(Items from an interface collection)

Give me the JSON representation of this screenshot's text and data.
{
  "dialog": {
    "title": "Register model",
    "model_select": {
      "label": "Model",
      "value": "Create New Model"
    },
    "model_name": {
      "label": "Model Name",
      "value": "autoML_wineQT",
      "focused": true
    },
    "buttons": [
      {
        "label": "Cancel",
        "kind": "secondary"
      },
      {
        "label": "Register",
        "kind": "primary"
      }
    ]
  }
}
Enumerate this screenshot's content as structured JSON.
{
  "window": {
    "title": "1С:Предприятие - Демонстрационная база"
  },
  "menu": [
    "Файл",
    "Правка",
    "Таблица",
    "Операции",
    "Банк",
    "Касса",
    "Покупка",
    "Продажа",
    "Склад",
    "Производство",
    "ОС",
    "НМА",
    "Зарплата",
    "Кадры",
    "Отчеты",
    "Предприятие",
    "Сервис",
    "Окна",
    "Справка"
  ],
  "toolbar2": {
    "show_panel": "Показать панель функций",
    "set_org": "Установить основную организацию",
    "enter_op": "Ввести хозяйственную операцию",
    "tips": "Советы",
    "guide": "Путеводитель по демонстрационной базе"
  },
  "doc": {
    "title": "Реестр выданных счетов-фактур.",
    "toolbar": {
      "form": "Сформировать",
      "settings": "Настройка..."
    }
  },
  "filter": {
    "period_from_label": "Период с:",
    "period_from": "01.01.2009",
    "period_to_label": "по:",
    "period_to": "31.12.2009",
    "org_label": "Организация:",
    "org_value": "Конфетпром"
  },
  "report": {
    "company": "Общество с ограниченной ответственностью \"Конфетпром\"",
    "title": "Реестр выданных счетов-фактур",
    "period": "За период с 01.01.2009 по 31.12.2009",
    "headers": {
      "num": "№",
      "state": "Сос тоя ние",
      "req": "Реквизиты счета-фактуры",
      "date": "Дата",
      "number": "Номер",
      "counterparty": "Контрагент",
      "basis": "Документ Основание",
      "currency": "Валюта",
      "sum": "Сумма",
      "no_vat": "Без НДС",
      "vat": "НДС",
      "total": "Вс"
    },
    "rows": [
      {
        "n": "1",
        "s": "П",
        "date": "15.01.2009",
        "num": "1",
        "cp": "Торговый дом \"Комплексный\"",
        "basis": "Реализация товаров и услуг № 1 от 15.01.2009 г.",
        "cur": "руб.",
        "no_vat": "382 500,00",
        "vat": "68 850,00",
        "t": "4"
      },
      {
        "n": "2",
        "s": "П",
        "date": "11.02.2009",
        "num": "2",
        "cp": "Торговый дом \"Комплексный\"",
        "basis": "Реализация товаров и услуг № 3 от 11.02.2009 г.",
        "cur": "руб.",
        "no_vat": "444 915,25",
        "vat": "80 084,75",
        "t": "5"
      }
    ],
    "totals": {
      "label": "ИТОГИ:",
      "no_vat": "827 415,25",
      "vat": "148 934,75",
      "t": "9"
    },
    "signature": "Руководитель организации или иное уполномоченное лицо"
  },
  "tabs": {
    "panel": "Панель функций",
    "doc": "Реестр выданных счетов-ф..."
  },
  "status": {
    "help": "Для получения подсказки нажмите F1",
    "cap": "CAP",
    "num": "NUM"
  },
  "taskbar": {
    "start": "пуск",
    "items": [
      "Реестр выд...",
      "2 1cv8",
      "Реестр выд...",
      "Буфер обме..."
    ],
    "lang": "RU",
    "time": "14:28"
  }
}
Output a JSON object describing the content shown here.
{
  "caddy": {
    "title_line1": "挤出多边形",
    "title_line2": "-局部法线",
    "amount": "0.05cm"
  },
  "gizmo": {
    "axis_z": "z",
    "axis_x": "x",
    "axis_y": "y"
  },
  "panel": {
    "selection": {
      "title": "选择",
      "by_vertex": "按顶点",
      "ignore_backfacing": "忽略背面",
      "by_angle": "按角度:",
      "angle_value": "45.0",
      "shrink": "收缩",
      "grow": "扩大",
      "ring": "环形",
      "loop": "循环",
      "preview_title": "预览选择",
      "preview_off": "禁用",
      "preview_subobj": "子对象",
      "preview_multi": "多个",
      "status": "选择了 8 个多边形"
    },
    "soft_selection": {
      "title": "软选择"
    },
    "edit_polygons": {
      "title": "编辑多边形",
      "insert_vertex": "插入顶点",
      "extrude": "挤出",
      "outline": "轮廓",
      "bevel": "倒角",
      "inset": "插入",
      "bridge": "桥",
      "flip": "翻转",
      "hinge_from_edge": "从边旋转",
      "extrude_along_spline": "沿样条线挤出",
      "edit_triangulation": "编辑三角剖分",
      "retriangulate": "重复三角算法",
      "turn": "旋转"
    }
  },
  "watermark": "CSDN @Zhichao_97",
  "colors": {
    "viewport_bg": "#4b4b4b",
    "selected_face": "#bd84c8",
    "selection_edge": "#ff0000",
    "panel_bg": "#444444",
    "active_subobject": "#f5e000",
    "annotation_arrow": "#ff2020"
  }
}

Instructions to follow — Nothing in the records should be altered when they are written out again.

Exercise solution —
Give me the JSON representation of this screenshot's text and data.
{
  "dialog": {
    "title": "Register model",
    "model_select": {
      "label": "Model",
      "value": "Create New Model"
    },
    "model_name": {
      "label": "Model Name",
      "value": "autoML_wineQT",
      "focused": true
    },
    "buttons": [
      {
        "label": "Cancel",
        "kind": "secondary"
      },
      {
        "label": "Register",
        "kind": "primary"
      }
    ]
  }
}
Enumerate this screenshot's content as structured JSON.
{
  "window": {
    "title": "1С:Предприятие - Демонстрационная база"
  },
  "menu": [
    "Файл",
    "Правка",
    "Таблица",
    "Операции",
    "Банк",
    "Касса",
    "Покупка",
    "Продажа",
    "Склад",
    "Производство",
    "ОС",
    "НМА",
    "Зарплата",
    "Кадры",
    "Отчеты",
    "Предприятие",
    "Сервис",
    "Окна",
    "Справка"
  ],
  "toolbar2": {
    "show_panel": "Показать панель функций",
    "set_org": "Установить основную организацию",
    "enter_op": "Ввести хозяйственную операцию",
    "tips": "Советы",
    "guide": "Путеводитель по демонстрационной базе"
  },
  "doc": {
    "title": "Реестр выданных счетов-фактур.",
    "toolbar": {
      "form": "Сформировать",
      "settings": "Настройка..."
    }
  },
  "filter": {
    "period_from_label": "Период с:",
    "period_from": "01.01.2009",
    "period_to_label": "по:",
    "period_to": "31.12.2009",
    "org_label": "Организация:",
    "org_value": "Конфетпром"
  },
  "report": {
    "company": "Общество с ограниченной ответственностью \"Конфетпром\"",
    "title": "Реестр выданных счетов-фактур",
    "period": "За период с 01.01.2009 по 31.12.2009",
    "headers": {
      "num": "№",
      "state": "Сос тоя ние",
      "req": "Реквизиты счета-фактуры",
      "date": "Дата",
      "number": "Номер",
      "counterparty": "Контрагент",
      "basis": "Документ Основание",
      "currency": "Валюта",
      "sum": "Сумма",
      "no_vat": "Без НДС",
      "vat": "НДС",
      "total": "Вс"
    },
    "rows": [
      {
        "n": "1",
        "s": "П",
        "date": "15.01.2009",
        "num": "1",
        "cp": "Торговый дом \"Комплексный\"",
        "basis": "Реализация товаров и услуг № 1 от 15.01.2009 г.",
        "cur": "руб.",
        "no_vat": "382 500,00",
        "vat": "68 850,00",
        "t": "4"
      },
      {
        "n": "2",
        "s": "П",
        "date": "11.02.2009",
        "num": "2",
        "cp": "Торговый дом \"Комплексный\"",
        "basis": "Реализация товаров и услуг № 3 от 11.02.2009 г.",
        "cur": "руб.",
        "no_vat": "444 915,25",
        "vat": "80 084,75",
        "t": "5"
      }
    ],
    "totals": {
      "label": "ИТОГИ:",
      "no_vat": "827 415,25",
      "vat": "148 934,75",
      "t": "9"
    },
    "signature": "Руководитель организации или иное уполномоченное лицо"
  },
  "tabs": {
    "panel": "Панель функций",
    "doc": "Реестр выданных счетов-ф..."
  },
  "status": {
    "help": "Для получения подсказки нажмите F1",
    "cap": "CAP",
    "num": "NUM"
  },
  "taskbar": {
    "start": "пуск",
    "items": [
      "Реестр выд...",
      "2 1cv8",
      "Реестр выд...",
      "Буфер обме..."
    ],
    "lang": "RU",
    "time": "14:28"
  }
}
Output a JSON object describing the content shown here.
{
  "caddy": {
    "title_line1": "挤出多边形",
    "title_line2": "-局部法线",
    "amount": "0.05cm"
  },
  "gizmo": {
    "axis_z": "z",
    "axis_x": "x",
    "axis_y": "y"
  },
  "panel": {
    "selection": {
      "title": "选择",
      "by_vertex": "按顶点",
      "ignore_backfacing": "忽略背面",
      "by_angle": "按角度:",
      "angle_value": "45.0",
      "shrink": "收缩",
      "grow": "扩大",
      "ring": "环形",
      "loop": "循环",
      "preview_title": "预览选择",
      "preview_off": "禁用",
      "preview_subobj": "子对象",
      "preview_multi": "多个",
      "status": "选择了 8 个多边形"
    },
    "soft_selection": {
      "title": "软选择"
    },
    "edit_polygons": {
      "title": "编辑多边形",
      "insert_vertex": "插入顶点",
      "extrude": "挤出",
      "outline": "轮廓",
      "bevel": "倒角",
      "inset": "插入",
      "bridge": "桥",
      "flip": "翻转",
      "hinge_from_edge": "从边旋转",
      "extrude_along_spline": "沿样条线挤出",
      "edit_triangulation": "编辑三角剖分",
      "retriangulate": "重复三角算法",
      "turn": "旋转"
    }
  },
  "watermark": "CSDN @Zhichao_97",
  "colors": {
    "viewport_bg": "#4b4b4b",
    "selected_face": "#bd84c8",
    "selection_edge": "#ff0000",
    "panel_bg": "#444444",
    "active_subobject": "#f5e000",
    "annotation_arrow": "#ff2020"
  }
}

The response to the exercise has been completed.